51 *Takechi et al., Effects of Various Sterilization Methods on the Setting and Mechanical Properties of Apatite Cement, J. Biomed. Mater. Res. Part B: Appl. Biomater. (2004), vol. 69B, pp. 58-63.
52Theiss et al., "The Use of a Bioresorbable Calcium Phsophate Cement in Partial Tibial Plateau Defects in Sleep", European Cells and Materials, 2001, pp. 32-33, vol. 1 Supp. 1.
53Tuner et al., "Restoration of Large Bone Defects Using a Hard-Setting, Injectable Putty Containing Demineralized Bone Particles Compared to Cancellous Autograft Bone", Orthopedics, 2003, pp. s561-s579, vol. 26, No. 5
54Turner et al., "Radiographic and Histologic Assessment of Calcium Sulfate in Experimental Animal Models and Clinical Use as a Resorbable Bone-Graft Substitute, a Bone-Graft Expander, and a Method for Local Antibiotic Delivery", J. Bone Joint Surg., 2001, pp. 8-18, vol. 83-A.
55Urban et al., "Healing of Large Defects Treated With Calcium Sulfate Pellets Containing Demineralized Bone Matrix Particles", Orthopedics, 2003, pp. s582-s585, vol. 26, No. 5.
56Van Der Houwen et al., "The Application of Calcium Phosphate Precipitation Chemistry to Phosphorous Recovery: The Influence of Organic Ligands", Environmental Technology, 2001, pp. 1325-1335, vol. 22, Selper Ltd.
Referenced by
Citing PatentFiling datePublication dateApplicantTitle
US8685465 *Aug 29, 2011Apr 1, 2014Agnovos Healthcare, LlcComposite bone graft substitute cement and articles produced therefrom
US20100249794 *Jun 11, 2010Sep 30, 2010Wright Medical Technology, Inc.Composite Bone Graft Substitute Cement and Articles Produced Therefrom
US20120061285 *Aug 29, 2011Mar 15, 2012Wright Medical Technology, Inc.Composite bone graft substitute cement and articles produced therefrom

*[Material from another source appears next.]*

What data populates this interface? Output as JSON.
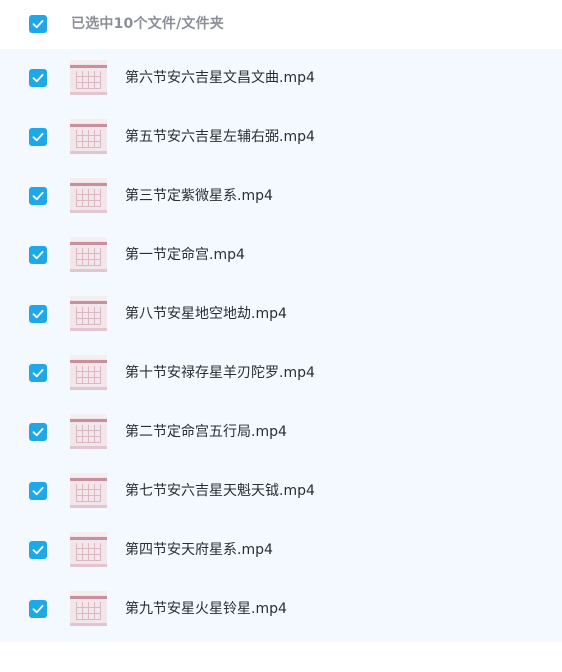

US20120209329 *Feb 10, 2012Aug 16, 2012Terumo Kabushiki KaishaMethod for dilating between spinous processes
Classifications

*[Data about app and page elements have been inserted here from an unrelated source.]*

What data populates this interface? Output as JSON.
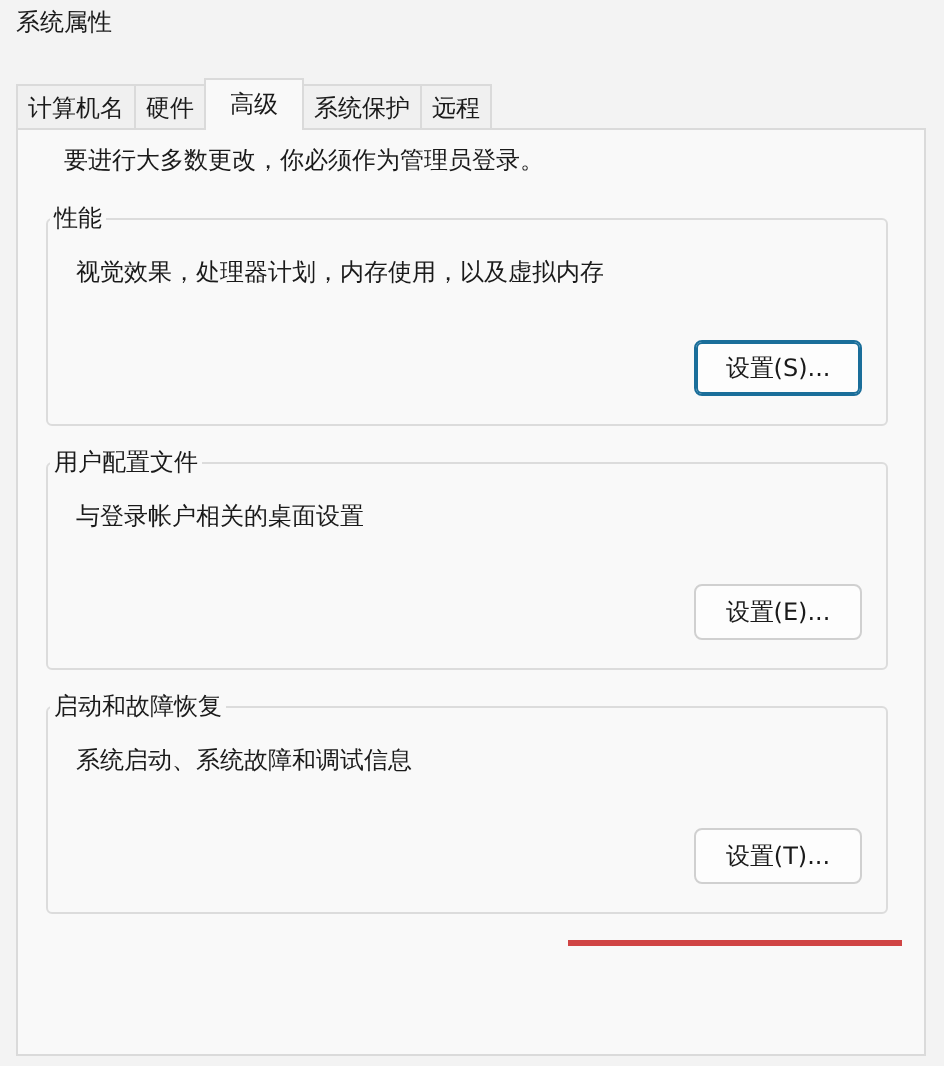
{
  "window": {
    "title": "系统属性"
  },
  "tabs": [
    {
      "label": "计算机名",
      "selected": false
    },
    {
      "label": "硬件",
      "selected": false
    },
    {
      "label": "高级",
      "selected": true
    },
    {
      "label": "系统保护",
      "selected": false
    },
    {
      "label": "远程",
      "selected": false
    }
  ],
  "notice": "要进行大多数更改，你必须作为管理员登录。",
  "groups": [
    {
      "title": "性能",
      "description": "视觉效果，处理器计划，内存使用，以及虚拟内存",
      "button": "设置(S)...",
      "focused": true
    },
    {
      "title": "用户配置文件",
      "description": "与登录帐户相关的桌面设置",
      "button": "设置(E)...",
      "focused": false
    },
    {
      "title": "启动和故障恢复",
      "description": "系统启动、系统故障和调试信息",
      "button": "设置(T)...",
      "focused": false
    }
  ]
}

U.S. Classification424/602, 215/316, 424/696, 206/222, 215/6, 514/784
International ClassificationB65D41/00, B65D47/38, A61K33/42, B65D1/04, A61K33/06, A61K47/12
Cooperative ClassificationA61K33/06, A61L27/427, A61L2430/02, A61L27/12, A61K33/42, A61L24/02
European ClassificationA61K33/42, A61L24/02, A61K33/06, A61L27/12, A61L27/42R
Legal Events
DateCodeEventDescription
Nov 8, 2012ASAssignment
Free format text: ASSIGNMENT OF ASSIGNORS INTEREST;ASSIGNOR:WRIGHT MEDICAL TECHNOLOGY, INC.;REEL/FRAME:029265/0421
Effective date: 20121018
Owner name: AGNOVOS HEALTHCARE, LLC, VERMONT
Apr 10, 2007ASAssignment
Owner name: WRIGHT MEDICAL TECHNOLOGY, INC., TENNESSEE
Free format text: ASSIGNMENT OF ASSIGNORS INTEREST;ASSIGNORS:MOSELEY, JON P.;CARROLL, MICHAEL E.;MCCANLESS, JONATHAN D.;AND OTHERS;REEL/FRAME:019141/0644;SIGNING DATES FROM 20070327 TO 20070402
Free format text: ASSIGNMENT OF ASSIGNORS INTEREST;ASSIGNORS:MOSELEY, JON P.;CARROLL, MICHAEL E.;MCCANLESS, JONATHAN D.;AND OTHERS;SIGNING DATES FROM 20070327 TO 20070402;REEL/FRAME:019141/0644